| WHAT YOU NEED TO DO |
Write out each line of the records that has "data" in it.
BEGIN MATERIAL PROVIDED
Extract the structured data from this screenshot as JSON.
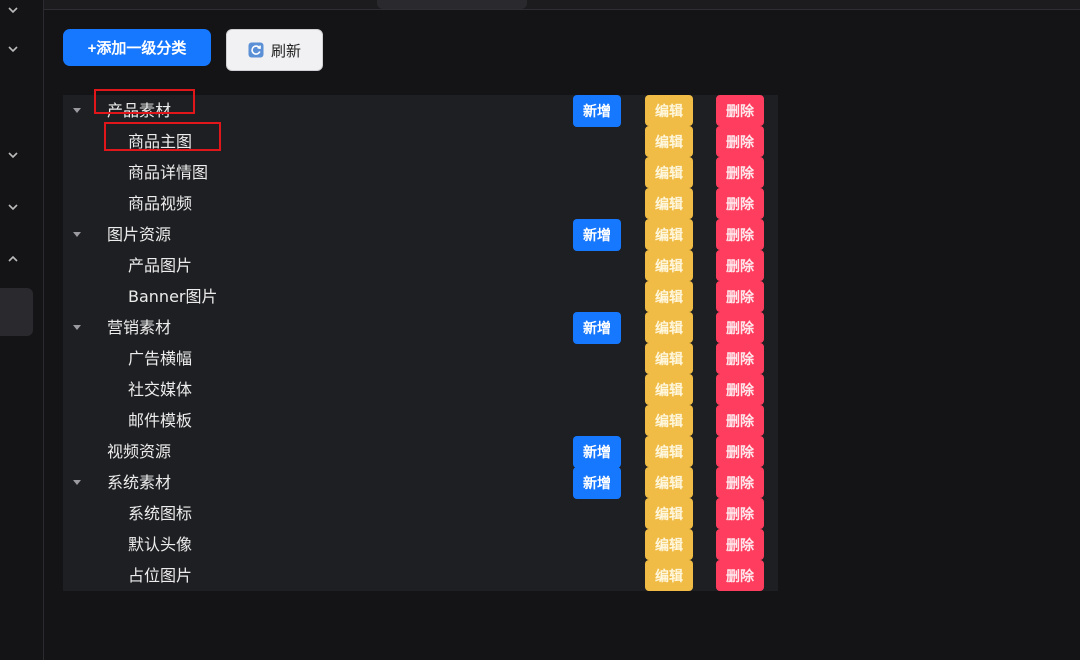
{
  "toolbar": {
    "add_top_label": "+添加一级分类",
    "refresh_label": "刷新"
  },
  "tree": {
    "action_labels": {
      "add": "新增",
      "edit": "编辑",
      "delete": "删除"
    },
    "rows": [
      {
        "label": "产品素材",
        "level": 1,
        "expandable": true,
        "has_add": true,
        "highlighted": true
      },
      {
        "label": "商品主图",
        "level": 2,
        "expandable": false,
        "has_add": false,
        "highlighted": true
      },
      {
        "label": "商品详情图",
        "level": 2,
        "expandable": false,
        "has_add": false,
        "highlighted": false
      },
      {
        "label": "商品视频",
        "level": 2,
        "expandable": false,
        "has_add": false,
        "highlighted": false
      },
      {
        "label": "图片资源",
        "level": 1,
        "expandable": true,
        "has_add": true,
        "highlighted": false
      },
      {
        "label": "产品图片",
        "level": 2,
        "expandable": false,
        "has_add": false,
        "highlighted": false
      },
      {
        "label": "Banner图片",
        "level": 2,
        "expandable": false,
        "has_add": false,
        "highlighted": false
      },
      {
        "label": "营销素材",
        "level": 1,
        "expandable": true,
        "has_add": true,
        "highlighted": false
      },
      {
        "label": "广告横幅",
        "level": 2,
        "expandable": false,
        "has_add": false,
        "highlighted": false
      },
      {
        "label": "社交媒体",
        "level": 2,
        "expandable": false,
        "has_add": false,
        "highlighted": false
      },
      {
        "label": "邮件模板",
        "level": 2,
        "expandable": false,
        "has_add": false,
        "highlighted": false
      },
      {
        "label": "视频资源",
        "level": 1,
        "expandable": false,
        "has_add": true,
        "highlighted": false
      },
      {
        "label": "系统素材",
        "level": 1,
        "expandable": true,
        "has_add": true,
        "highlighted": false
      },
      {
        "label": "系统图标",
        "level": 2,
        "expandable": false,
        "has_add": false,
        "highlighted": false
      },
      {
        "label": "默认头像",
        "level": 2,
        "expandable": false,
        "has_add": false,
        "highlighted": false
      },
      {
        "label": "占位图片",
        "level": 2,
        "expandable": false,
        "has_add": false,
        "highlighted": false
      }
    ]
  },
  "sidebar": {
    "chevrons": [
      "chevron-down-icon",
      "chevron-down-icon",
      "chevron-down-icon",
      "chevron-down-icon",
      "chevron-up-icon"
    ]
  },
  "colors": {
    "background": "#141416",
    "tree_panel": "#1e1f22",
    "primary": "#1677ff",
    "edit": "#f0bc45",
    "delete": "#ff3d5e",
    "highlight_border": "#e0161b"
  }
}
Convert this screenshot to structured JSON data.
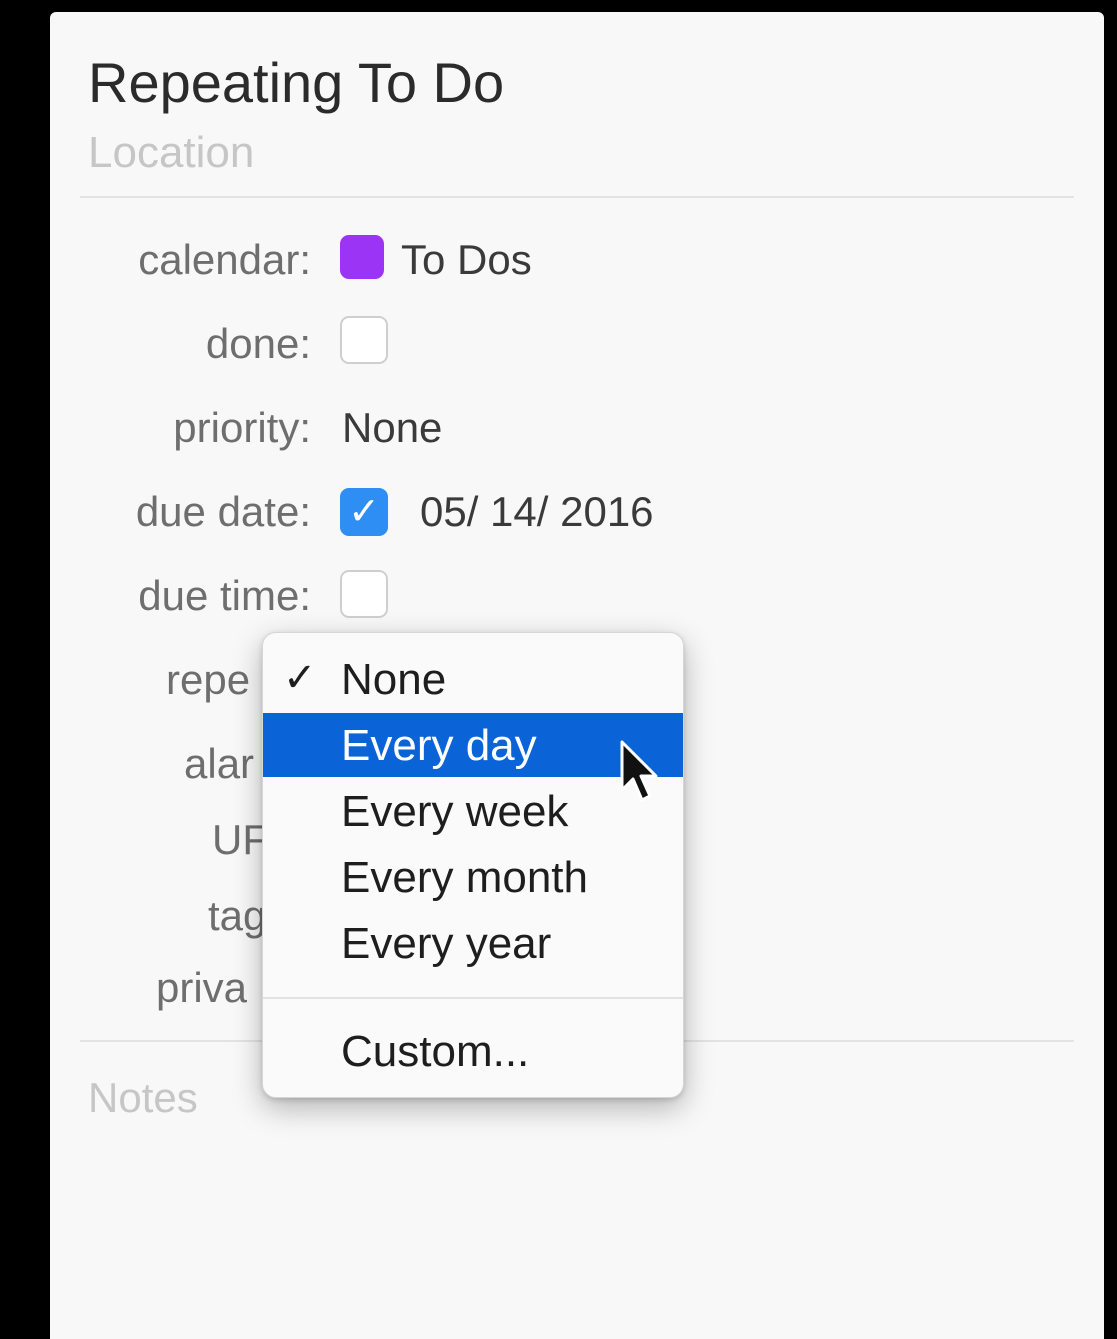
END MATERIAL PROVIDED
| ANSWER TO THIS TASK |
Extract the structured data from this screenshot as JSON.
Convert this screenshot to structured JSON data.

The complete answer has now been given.